* **Task requirements**
All lines holding the word "mnemonic" are to be copied from the records beneath.

* **Data under study**
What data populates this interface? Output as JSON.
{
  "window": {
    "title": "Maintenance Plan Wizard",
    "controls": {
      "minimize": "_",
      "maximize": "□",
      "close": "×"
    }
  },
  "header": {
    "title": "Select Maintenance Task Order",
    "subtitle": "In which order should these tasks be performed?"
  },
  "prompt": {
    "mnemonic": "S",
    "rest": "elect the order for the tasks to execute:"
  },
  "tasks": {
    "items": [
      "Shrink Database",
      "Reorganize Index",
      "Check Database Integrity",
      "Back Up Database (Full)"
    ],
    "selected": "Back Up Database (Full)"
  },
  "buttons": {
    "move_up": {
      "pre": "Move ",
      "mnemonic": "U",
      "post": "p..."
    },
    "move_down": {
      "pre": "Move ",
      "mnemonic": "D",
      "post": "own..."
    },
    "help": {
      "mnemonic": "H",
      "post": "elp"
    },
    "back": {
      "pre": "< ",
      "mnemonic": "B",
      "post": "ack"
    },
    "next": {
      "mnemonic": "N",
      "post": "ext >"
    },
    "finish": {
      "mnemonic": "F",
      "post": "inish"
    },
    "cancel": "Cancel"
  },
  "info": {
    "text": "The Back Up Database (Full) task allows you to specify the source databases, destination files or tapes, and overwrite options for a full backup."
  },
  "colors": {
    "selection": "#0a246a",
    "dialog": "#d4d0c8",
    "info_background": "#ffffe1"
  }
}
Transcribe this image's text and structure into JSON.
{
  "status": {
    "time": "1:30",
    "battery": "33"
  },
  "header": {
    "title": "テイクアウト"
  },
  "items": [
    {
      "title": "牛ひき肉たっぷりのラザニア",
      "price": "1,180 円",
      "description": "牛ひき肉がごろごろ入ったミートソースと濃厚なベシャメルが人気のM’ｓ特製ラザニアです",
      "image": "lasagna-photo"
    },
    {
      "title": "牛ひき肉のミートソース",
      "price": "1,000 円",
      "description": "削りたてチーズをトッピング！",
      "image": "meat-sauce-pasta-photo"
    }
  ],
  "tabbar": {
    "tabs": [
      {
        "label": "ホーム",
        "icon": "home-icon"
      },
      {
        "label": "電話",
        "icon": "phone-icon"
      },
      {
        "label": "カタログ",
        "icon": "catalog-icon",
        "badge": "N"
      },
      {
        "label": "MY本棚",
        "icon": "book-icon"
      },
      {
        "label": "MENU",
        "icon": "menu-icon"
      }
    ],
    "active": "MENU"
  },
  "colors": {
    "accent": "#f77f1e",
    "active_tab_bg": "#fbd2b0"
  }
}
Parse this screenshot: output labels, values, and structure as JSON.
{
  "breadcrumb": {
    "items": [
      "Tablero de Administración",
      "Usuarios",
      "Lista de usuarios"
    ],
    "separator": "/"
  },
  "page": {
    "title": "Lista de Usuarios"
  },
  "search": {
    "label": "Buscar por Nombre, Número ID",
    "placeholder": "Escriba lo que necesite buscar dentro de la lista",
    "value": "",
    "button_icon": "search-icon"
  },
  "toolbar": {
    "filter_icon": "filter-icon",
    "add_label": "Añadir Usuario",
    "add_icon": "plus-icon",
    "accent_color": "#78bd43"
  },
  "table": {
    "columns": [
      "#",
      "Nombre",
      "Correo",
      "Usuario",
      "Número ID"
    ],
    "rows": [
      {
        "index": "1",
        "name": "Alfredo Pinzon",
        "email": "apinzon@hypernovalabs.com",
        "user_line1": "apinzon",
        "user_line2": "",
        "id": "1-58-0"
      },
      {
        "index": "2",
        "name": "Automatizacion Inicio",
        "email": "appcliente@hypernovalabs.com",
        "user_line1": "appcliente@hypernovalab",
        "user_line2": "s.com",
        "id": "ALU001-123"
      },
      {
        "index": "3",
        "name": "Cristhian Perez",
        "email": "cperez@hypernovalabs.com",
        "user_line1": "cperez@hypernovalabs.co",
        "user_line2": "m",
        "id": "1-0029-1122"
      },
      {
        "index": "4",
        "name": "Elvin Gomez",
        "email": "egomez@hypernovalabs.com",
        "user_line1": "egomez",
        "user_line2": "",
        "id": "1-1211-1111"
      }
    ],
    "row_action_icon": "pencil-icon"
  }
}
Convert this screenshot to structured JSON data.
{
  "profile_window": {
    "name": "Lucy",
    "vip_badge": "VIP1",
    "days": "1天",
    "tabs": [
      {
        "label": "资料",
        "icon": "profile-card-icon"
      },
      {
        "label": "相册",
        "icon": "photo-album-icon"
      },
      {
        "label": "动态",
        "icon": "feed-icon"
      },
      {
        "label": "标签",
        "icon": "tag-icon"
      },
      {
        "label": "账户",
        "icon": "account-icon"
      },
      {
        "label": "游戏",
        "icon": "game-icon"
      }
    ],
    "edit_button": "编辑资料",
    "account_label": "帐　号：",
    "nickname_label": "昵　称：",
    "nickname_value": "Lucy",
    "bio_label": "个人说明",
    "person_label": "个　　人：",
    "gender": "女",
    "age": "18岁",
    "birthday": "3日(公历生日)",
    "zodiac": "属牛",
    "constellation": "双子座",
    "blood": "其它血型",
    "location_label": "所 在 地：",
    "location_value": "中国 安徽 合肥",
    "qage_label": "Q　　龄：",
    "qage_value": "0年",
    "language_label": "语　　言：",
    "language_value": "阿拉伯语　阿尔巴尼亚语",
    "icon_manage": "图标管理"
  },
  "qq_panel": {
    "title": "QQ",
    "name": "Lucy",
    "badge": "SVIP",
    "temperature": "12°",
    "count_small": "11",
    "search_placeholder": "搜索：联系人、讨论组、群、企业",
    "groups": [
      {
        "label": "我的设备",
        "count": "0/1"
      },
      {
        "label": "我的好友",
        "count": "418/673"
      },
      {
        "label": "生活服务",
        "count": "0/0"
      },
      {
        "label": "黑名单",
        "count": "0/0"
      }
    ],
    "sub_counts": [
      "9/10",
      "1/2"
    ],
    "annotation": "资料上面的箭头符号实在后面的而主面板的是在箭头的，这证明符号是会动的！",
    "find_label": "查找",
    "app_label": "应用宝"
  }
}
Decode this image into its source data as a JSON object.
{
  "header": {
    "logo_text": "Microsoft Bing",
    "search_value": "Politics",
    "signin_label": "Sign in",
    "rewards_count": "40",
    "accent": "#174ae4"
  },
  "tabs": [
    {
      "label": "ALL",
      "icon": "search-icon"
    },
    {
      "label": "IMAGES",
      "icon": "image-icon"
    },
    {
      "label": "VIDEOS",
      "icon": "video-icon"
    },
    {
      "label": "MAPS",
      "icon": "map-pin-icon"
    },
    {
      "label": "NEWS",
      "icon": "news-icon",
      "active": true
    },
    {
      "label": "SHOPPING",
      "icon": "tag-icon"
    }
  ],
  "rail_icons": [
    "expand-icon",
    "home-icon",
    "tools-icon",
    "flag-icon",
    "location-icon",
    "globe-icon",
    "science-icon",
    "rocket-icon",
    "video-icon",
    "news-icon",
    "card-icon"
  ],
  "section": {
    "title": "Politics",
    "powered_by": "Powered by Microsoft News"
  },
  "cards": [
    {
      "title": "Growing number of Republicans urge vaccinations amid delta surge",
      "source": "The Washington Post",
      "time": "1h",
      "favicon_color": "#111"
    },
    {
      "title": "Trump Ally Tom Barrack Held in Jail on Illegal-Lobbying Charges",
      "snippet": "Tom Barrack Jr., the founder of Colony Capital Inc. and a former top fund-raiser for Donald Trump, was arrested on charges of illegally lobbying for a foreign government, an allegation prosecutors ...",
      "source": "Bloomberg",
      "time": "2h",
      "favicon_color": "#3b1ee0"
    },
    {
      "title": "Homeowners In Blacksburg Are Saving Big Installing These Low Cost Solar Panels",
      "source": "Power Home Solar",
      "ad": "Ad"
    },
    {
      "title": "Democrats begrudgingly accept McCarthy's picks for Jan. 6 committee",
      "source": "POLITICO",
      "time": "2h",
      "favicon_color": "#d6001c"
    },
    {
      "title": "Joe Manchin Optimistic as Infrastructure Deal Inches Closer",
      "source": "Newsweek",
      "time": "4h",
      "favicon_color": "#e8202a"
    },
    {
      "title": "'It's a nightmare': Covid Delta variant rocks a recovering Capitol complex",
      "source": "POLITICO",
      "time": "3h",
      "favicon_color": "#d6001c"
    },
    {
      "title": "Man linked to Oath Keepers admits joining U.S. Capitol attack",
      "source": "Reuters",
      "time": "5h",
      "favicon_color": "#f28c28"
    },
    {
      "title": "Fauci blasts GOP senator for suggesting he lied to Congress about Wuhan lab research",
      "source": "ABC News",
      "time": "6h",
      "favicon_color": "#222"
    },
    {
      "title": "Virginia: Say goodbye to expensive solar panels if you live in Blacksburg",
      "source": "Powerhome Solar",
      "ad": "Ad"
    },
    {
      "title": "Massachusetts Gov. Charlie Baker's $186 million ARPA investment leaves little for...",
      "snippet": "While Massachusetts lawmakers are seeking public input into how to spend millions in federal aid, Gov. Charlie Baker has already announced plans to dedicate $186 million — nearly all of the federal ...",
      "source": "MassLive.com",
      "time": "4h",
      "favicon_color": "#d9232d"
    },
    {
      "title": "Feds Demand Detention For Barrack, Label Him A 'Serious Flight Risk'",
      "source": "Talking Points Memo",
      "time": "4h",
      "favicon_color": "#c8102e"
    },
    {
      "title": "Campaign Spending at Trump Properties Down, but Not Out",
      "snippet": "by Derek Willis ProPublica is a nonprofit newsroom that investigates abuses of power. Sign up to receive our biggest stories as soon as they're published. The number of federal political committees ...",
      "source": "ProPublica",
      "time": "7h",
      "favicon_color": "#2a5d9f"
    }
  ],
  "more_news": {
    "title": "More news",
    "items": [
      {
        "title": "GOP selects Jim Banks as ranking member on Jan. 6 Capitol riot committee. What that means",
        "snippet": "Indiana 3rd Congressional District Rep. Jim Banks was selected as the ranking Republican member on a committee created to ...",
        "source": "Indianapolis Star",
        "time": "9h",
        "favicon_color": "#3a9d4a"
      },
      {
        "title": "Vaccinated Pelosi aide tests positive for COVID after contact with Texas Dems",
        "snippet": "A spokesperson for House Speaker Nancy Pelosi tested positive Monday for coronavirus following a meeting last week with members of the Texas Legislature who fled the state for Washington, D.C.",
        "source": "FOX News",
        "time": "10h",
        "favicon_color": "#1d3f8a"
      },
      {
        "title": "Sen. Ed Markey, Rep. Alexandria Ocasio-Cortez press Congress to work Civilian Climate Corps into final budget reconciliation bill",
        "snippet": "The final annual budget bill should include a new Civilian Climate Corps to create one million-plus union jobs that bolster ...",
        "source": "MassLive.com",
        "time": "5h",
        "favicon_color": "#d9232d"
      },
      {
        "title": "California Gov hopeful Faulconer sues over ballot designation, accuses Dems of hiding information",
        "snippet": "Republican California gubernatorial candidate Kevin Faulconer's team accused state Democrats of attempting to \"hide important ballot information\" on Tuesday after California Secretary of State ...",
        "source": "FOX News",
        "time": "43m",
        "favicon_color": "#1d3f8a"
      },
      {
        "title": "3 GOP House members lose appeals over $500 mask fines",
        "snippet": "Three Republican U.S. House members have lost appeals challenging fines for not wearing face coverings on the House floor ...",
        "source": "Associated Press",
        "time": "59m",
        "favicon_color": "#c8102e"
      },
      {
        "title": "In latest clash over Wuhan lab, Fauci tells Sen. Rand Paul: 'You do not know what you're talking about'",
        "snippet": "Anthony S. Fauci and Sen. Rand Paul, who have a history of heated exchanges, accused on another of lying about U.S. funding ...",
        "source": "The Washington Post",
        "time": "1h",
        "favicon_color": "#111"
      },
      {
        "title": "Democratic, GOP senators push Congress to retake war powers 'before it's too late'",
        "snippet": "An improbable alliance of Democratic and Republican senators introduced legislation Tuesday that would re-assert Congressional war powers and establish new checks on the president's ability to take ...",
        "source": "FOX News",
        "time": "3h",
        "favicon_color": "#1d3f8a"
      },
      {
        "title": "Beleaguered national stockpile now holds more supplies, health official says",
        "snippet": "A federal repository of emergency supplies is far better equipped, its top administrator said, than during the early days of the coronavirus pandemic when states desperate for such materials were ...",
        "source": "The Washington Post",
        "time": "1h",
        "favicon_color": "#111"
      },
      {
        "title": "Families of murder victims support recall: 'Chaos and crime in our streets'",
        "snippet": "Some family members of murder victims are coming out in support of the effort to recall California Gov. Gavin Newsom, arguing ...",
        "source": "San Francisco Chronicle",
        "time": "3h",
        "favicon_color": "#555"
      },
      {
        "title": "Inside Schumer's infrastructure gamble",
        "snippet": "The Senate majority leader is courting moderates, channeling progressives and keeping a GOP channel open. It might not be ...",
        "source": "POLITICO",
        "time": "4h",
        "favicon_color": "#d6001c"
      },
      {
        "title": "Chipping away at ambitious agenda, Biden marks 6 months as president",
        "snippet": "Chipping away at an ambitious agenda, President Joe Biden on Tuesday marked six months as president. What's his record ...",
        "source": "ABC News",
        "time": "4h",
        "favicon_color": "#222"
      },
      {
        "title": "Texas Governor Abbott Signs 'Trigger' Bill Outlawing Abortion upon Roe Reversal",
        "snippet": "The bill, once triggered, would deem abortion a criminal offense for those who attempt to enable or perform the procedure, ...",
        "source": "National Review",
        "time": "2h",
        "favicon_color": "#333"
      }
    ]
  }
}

* **Expected answer**
    "mnemonic": "S",
      "mnemonic": "U",
      "mnemonic": "D",
      "mnemonic": "H",
      "mnemonic": "B",
      "mnemonic": "N",
      "mnemonic": "F",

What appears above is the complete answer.